Let’s take a closer look at each pillar—what it means and the moves you can make.
1. Strategic cost management: Maximizing the return on spend
This is all about the basics: getting the most out of your direct materials spend—typically, by generating maximum savings on what you buy. A company has multiple levers at its disposal in how it manages sourcing and supply chain performance from planning through service to maximize savings and boost profitability. The most impactful include:
• Global strategic sourcing (reshoring vs nearshoring vs offshoring)
• Should-cost modeling
• Commodity risk price management
• Product complexity management
• Value engineering
2. New ways of working: Creating an operating model for interconnected ecosystems
Procurement needs to change how it operates, infusing the right combination of digital tools and enablers to build the digital capabilities needed to increase operating model effectiveness and efficiency. These include a new digital core to simplify and standardize operations; technologies such as robotic process automation, artificial intelligence (AI), and blockchain to fuel innovation; and a cloud platform and connected applications to manage complexity and scale.
To drive your supply chain to become more digital, look at:
• Global operating model design
• Digital procurement
• Variabilization of cost structure
• Workforce of the future.
3. Responsible and resilient sourcing: Minimizing risk and maximizing visibility
Companies need to minimize supply and supplier risk to ensure they can effectively meet demand while reducing negative impacts on society and the planet. While structural visibility is a requirement, companies must work toward dynamic visibility in order to strengthen supply chains and increase resiliency to disruptions. In fact, only about 40% of respondents in our recent report, “The Benefits of Supply Chain Visibility, said they use data prescriptively.
IDMM’s focus on responsible sourcing initiatives helps companies balance traditional and new procurement priorities to deliver not only on profitability and growth, but also on responsible business practices across the supplier base.

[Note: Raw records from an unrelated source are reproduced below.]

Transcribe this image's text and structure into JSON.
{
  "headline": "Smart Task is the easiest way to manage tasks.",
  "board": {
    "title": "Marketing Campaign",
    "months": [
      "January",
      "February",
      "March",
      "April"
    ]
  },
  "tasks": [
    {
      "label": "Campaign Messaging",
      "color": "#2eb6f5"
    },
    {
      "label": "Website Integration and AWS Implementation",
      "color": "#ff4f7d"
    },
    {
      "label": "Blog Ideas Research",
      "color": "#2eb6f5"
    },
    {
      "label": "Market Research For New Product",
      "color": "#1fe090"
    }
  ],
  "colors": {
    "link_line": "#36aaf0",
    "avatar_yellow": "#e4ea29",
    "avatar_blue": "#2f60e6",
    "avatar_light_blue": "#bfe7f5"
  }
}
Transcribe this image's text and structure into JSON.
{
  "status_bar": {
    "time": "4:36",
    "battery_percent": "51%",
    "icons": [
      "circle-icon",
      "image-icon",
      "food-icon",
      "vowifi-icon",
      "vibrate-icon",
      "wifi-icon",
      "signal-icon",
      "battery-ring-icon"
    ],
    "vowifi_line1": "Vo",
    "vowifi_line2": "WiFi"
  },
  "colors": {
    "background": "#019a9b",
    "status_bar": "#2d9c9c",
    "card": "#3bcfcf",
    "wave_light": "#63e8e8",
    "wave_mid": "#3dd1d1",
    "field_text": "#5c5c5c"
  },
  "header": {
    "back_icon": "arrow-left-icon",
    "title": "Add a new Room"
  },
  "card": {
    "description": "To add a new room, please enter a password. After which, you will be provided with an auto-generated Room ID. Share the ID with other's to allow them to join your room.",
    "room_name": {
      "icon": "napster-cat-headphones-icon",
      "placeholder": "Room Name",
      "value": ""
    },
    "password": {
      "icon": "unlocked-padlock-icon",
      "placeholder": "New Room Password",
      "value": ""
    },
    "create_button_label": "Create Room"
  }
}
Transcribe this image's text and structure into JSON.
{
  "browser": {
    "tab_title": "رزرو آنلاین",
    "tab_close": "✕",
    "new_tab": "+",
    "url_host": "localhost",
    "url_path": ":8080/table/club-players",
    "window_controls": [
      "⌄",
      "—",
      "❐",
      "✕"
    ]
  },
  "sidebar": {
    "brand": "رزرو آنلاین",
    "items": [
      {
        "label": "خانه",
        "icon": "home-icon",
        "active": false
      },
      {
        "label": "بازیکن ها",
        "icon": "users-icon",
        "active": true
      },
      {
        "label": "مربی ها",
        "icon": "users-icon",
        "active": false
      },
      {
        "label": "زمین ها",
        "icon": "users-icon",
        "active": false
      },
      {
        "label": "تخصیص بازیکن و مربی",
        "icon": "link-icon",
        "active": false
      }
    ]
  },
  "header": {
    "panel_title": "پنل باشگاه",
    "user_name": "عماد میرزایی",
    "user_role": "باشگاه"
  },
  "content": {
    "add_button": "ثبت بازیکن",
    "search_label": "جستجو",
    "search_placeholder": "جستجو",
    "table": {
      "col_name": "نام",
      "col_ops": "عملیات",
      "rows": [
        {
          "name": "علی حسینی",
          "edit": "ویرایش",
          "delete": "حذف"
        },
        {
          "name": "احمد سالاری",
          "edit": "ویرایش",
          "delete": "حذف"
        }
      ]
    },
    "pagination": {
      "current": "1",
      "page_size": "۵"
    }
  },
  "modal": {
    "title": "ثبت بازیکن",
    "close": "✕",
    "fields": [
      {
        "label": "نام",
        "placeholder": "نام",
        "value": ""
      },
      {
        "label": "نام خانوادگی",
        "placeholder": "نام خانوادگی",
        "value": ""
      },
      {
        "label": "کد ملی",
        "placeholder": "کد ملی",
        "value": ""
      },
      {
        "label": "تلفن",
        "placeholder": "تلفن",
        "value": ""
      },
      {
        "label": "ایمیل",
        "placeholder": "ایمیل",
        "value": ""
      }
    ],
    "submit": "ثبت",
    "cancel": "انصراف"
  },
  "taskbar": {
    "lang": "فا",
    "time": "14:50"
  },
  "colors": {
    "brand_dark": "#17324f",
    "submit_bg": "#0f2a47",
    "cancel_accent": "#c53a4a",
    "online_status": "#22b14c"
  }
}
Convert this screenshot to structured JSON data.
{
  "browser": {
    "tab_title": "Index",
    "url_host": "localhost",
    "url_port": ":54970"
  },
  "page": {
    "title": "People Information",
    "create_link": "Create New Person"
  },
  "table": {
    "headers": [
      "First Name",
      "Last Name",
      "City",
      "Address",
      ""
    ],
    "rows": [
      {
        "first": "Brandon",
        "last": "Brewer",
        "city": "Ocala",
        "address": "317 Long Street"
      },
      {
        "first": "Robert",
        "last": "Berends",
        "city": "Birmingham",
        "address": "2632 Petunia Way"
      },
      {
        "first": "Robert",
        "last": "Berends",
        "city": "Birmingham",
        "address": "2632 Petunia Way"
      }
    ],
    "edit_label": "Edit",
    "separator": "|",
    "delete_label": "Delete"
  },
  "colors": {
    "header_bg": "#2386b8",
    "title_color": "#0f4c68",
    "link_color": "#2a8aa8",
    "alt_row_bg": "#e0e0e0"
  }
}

Creating structural flexibility and resiliency across your supply chain to mitigate business risk, while being responsible, starts with:
• Supply chain resiliency testing
• N-tier visibility
• Inbound supply chain control tower
• Raw material tracking and traceability
• Responsible and sustainable sourcing (ESG considerations)
• Co-innovation with suppliers to drive responsible practices.
As the preceding suggests, transforming direct materials management requires an enterprise-wide commitment and isn’t easy. But it has the potential to deliver major value.
Why Do Companies Need to Make IDDM a Priority?
The large scale of disruption and change companies face today requires a new approach. Companies need to think more holistically about direct materials beyond sourcing costs. They need to consider how they can positively influence direct materials from product design to servicing, and more tightly connect functions, business units and geographies. That’s what’s required to stay competitive. And that’s what IDDM can deliver.
IDDM can enable companies to shift from their traditional siloed direct materials approach. It can provide a clear, end-to-end view and a consistent way to manage direct materials to optimize costs while ensuring supply and fostering greater sustainability and resiliency. And its modular approach can be implemented in full or partially, depending on a company’s specific pain points and objectives.
The bottom line is that IDDM can help companies respond to the growing need to manage direct materials differently from how they did before the pandemic hit—and make the moves that will not only help them capture the significant value they’re currently leaving on the table, but also prepare them for the next big disruption.
Adam Robbins is principal director, Supply Chain & Operations, North America Direct Materials lead with consulting firm Accenture.
Anshul Singhal is managing director, Supply Chain & Operations, Global and APAC Direct Materials lead with Accenture.
Antal Kamps is senior principal, Supply Chain & Operations, EMEA Direct Materials lead with Accenture.
Alexis Perez is senior manager, Supply Chain & Operations, Market Development & Initiatives with Accenture.